However, Zook’s association supports Issue 2, which would extend the Arkansas governor’s power beyond the state’s boundaries, meaning he would retain his authority even when out of state.

Prior to modern communication, Zook said this limitation was needed but often misused by certain individuals who suddenly took control of the state, but Arkansas needs to update this amendment.

“It’s long overdue,” he said.

His association opposes Issue 4, an amendment that limits lawyers’ contingency fees and non-economic damages in medical laws; and Issue 6 and 7, both designed to legalize medical marijuana.

They take no stand on Issue 5 that allows casinos in Boone, Miller and Washington counties.

Starks introduced Lt. Col. Walter (Wally) Lesinski, chamber liaison from the Little Rock Air Force Base.

The next Lonoke chamber luncheon will be at noon Thursday, Oct. 6.


Lonoke will host a 9/11 ceremony in memory of the 2,996 people who died in the attacks on the World Trade Center in New York and at the Pentagon on Sept. 11, 2001.

In honor of the 15th anniversary, the city will hold a 9/11 ceremony at noon at Memorial Flag Plaza, adjacent to the Lonoke Chamber of Commerce at 102 Front St.

It will include the Lonoke High School Band, members of the Lonoke Junior Army ROTC, the Little Rock Air Force Base Honor Guard, Lt. Col. Walter Lesinski will attend and David Hixson, assistant band director at Lonoke Middle School, will play taps.


KickStart Lonoke has launched a key phase in the process of developing a strategic five-year action plan for Lonoke.

Lonoke’s residents are encouraged to take their online survey. Their voices are crucial in an effort to identify the top priorities for economic growth so please take a moment to fill out the survey, said organizer Ryan Biles.

An online community survey is available at…/lonoke-launches-co…/.


Deborah Swayne Moore, Lonoke County Library System director, said the William F. Foster Public Library at England will be offering its patrons a new sub-genre of books called Steampunk.

Basically, it’s the Victorian period meets science fiction, Moore said.

The machinery highlighted in the book is more often powered by steam than by modern technologies.

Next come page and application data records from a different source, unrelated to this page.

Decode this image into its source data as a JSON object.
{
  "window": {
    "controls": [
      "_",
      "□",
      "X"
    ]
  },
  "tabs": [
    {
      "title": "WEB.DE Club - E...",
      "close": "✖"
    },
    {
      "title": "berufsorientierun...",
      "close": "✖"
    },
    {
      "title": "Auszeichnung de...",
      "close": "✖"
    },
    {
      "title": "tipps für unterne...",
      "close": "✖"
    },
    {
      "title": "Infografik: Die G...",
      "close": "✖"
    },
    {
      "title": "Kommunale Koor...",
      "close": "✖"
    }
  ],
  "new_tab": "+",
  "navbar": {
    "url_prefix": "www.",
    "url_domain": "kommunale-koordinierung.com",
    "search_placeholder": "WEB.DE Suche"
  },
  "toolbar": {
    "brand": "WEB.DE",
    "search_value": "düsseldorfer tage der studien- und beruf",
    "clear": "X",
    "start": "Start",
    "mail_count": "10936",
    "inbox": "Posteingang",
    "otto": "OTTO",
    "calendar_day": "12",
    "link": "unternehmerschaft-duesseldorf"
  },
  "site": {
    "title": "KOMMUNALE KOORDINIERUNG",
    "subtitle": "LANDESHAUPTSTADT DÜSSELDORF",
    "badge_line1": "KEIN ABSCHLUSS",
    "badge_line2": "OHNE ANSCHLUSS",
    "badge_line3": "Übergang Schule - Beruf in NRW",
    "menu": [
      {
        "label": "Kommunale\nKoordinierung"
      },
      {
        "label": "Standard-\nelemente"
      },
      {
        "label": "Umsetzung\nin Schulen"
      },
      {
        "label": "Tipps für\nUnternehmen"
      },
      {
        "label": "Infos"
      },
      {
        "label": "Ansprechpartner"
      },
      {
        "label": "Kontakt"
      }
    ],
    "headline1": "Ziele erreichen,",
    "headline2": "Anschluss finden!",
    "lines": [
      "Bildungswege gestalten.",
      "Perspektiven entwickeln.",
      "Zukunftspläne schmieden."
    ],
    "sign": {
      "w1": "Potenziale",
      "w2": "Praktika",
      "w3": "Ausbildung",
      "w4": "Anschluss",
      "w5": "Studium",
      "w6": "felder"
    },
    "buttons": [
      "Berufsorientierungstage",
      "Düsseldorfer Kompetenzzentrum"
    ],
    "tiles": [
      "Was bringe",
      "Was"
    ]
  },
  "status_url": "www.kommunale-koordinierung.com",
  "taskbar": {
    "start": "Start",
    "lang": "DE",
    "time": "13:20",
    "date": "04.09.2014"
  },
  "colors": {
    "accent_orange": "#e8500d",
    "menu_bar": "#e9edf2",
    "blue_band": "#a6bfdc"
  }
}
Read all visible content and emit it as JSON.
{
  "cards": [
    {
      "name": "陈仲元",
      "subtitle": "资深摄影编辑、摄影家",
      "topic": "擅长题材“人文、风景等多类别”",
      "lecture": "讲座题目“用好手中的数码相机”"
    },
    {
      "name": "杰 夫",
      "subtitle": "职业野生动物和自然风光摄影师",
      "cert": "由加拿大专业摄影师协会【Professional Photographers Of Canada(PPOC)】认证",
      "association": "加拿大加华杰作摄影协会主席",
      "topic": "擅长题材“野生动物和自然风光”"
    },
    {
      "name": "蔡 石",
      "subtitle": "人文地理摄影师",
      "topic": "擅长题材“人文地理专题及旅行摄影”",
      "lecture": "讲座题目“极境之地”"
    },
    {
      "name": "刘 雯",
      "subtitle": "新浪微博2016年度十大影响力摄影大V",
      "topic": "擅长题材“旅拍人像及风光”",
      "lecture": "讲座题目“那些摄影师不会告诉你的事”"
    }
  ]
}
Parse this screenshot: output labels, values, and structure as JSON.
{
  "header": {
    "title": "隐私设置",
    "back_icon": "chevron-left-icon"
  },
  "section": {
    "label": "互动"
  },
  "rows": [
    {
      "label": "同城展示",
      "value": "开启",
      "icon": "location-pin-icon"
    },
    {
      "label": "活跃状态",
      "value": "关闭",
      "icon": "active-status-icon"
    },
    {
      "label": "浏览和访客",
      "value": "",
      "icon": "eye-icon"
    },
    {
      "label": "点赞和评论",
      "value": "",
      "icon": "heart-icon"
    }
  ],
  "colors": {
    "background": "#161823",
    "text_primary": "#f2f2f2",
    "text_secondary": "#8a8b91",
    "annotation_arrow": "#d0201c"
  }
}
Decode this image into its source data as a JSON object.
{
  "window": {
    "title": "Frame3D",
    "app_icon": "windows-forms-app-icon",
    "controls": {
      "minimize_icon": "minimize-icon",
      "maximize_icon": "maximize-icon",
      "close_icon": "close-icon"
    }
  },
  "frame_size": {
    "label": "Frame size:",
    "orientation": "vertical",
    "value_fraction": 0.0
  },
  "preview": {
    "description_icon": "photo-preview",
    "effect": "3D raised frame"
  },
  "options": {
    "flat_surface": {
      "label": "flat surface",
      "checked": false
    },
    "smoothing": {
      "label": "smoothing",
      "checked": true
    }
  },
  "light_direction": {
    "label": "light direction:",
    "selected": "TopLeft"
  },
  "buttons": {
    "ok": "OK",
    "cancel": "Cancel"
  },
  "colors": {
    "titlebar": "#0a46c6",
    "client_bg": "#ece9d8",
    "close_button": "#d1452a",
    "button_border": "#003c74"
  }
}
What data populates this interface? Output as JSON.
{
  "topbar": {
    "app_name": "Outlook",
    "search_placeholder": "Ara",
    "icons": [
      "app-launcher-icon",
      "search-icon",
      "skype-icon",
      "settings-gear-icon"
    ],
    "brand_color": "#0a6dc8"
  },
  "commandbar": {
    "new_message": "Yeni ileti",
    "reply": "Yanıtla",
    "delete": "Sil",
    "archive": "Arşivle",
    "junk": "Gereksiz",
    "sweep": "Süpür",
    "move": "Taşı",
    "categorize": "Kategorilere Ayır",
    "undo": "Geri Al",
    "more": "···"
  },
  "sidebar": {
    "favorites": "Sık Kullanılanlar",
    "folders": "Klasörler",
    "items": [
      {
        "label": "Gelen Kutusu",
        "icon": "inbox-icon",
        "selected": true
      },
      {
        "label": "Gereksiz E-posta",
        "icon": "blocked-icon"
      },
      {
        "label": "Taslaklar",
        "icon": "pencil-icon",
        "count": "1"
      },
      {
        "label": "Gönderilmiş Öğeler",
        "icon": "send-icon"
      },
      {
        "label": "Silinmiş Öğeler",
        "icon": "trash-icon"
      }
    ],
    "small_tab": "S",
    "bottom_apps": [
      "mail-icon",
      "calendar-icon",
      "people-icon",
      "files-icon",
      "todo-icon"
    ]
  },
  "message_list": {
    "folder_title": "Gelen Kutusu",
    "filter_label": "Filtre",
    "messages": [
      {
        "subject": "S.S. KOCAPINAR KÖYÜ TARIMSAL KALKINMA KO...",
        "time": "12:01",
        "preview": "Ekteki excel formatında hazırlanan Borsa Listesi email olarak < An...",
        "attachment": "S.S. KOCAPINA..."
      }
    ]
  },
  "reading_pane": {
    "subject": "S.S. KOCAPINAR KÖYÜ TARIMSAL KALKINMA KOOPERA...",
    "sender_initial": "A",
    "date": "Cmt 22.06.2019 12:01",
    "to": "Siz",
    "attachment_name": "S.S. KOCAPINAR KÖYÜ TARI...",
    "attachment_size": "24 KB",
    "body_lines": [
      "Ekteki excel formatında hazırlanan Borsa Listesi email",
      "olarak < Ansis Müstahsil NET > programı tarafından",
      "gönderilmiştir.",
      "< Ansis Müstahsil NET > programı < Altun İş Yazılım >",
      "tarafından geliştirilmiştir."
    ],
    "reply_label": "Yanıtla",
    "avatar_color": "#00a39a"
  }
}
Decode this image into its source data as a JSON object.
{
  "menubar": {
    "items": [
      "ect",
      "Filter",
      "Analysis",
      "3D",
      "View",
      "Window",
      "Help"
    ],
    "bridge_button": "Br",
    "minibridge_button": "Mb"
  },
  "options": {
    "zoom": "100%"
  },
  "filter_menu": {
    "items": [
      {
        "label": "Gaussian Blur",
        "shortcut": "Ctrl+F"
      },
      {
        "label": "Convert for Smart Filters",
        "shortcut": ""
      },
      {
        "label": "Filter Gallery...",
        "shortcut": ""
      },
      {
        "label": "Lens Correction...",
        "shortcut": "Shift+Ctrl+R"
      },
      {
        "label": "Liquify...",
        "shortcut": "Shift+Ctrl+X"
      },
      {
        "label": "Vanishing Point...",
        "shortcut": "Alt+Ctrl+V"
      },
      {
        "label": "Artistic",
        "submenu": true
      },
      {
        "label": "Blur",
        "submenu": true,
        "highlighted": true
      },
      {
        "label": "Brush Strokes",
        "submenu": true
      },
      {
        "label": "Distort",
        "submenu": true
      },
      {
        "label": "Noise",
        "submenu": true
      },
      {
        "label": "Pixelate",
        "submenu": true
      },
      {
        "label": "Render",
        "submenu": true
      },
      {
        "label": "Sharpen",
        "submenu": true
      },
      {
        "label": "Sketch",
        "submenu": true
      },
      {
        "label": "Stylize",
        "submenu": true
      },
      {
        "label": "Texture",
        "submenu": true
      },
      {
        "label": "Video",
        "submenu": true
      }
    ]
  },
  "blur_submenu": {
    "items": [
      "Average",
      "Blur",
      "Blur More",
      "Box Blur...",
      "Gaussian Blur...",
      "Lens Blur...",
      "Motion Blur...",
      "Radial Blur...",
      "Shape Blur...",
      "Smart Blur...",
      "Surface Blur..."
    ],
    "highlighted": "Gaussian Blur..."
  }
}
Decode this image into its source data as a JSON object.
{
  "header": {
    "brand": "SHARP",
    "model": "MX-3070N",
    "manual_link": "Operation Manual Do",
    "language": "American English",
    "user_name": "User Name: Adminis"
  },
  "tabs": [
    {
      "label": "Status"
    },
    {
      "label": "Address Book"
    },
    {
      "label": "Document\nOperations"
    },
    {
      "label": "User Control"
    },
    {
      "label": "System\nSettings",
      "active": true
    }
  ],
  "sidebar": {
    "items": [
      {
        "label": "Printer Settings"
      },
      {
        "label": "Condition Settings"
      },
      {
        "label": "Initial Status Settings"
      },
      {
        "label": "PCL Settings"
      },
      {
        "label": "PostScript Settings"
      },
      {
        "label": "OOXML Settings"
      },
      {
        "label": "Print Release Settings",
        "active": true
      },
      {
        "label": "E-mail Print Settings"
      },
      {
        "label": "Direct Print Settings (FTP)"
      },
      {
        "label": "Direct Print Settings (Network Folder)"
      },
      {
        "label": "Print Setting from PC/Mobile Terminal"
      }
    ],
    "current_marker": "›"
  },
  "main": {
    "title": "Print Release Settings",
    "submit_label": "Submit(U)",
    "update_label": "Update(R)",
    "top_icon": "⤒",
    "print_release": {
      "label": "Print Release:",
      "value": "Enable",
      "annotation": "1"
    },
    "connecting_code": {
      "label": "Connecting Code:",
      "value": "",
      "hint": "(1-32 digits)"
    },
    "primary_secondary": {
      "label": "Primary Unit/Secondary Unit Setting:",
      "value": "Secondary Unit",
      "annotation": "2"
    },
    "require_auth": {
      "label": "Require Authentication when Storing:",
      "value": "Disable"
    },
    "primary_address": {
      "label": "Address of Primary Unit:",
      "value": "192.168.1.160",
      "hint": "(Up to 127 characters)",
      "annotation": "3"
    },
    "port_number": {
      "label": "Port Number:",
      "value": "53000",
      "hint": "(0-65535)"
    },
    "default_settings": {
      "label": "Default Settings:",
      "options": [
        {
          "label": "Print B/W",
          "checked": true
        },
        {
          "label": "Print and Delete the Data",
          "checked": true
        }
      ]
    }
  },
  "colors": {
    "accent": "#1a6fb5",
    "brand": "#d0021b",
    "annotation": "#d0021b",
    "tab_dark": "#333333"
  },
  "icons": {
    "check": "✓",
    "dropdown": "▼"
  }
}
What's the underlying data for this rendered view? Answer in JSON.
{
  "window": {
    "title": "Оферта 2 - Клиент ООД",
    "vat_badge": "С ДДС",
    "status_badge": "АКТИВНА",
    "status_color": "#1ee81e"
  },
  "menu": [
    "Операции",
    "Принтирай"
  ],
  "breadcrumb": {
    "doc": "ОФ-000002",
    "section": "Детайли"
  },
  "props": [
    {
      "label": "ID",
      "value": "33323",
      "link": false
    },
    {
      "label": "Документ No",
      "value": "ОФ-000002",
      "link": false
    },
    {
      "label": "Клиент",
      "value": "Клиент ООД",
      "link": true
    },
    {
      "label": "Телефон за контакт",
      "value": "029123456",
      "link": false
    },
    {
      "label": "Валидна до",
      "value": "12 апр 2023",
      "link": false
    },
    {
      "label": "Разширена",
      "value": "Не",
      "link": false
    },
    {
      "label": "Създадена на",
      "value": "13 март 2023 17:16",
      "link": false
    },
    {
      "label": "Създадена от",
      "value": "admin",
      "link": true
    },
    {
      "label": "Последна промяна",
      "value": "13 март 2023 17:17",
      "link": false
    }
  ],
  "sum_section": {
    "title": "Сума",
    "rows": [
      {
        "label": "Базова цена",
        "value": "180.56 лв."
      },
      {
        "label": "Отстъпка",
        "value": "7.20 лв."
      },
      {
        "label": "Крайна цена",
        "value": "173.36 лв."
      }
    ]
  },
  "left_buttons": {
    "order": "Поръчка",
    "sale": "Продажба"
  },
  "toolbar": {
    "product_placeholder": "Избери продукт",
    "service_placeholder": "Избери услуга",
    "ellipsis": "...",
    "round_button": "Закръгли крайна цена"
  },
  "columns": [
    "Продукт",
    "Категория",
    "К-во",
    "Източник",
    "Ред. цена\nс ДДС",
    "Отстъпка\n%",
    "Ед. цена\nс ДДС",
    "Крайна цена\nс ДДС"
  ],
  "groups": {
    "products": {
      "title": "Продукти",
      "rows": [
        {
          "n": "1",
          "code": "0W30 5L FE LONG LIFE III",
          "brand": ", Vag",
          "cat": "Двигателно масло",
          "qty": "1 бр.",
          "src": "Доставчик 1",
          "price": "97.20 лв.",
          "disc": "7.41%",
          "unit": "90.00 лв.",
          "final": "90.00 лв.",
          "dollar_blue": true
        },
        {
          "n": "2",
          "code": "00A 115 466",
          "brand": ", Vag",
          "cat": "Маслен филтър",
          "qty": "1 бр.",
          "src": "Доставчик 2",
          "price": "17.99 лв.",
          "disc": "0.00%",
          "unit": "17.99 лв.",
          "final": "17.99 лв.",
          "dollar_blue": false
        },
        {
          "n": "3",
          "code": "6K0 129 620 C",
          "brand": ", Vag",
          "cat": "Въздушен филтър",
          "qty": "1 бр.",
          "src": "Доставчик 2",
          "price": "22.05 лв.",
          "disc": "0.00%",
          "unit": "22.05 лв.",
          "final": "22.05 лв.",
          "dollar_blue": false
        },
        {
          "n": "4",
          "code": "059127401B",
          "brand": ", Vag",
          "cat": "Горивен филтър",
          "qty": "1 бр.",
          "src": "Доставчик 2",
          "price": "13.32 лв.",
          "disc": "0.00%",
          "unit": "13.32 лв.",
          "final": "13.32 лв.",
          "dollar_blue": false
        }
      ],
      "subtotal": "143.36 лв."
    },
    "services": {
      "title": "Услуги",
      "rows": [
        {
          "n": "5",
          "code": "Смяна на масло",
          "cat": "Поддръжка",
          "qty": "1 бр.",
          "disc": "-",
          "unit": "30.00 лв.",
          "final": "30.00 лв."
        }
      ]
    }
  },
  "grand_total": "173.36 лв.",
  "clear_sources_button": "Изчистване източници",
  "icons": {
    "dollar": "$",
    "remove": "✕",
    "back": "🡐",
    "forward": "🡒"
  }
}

Steampunk has also influenced fashion, and Moore said, in the spirit of the genre, the England branch will be hosting a Steampunk-themed teen dress-up event around Halloween. She encourages all Steampunk fans to stay tuned for more information about the upcoming event.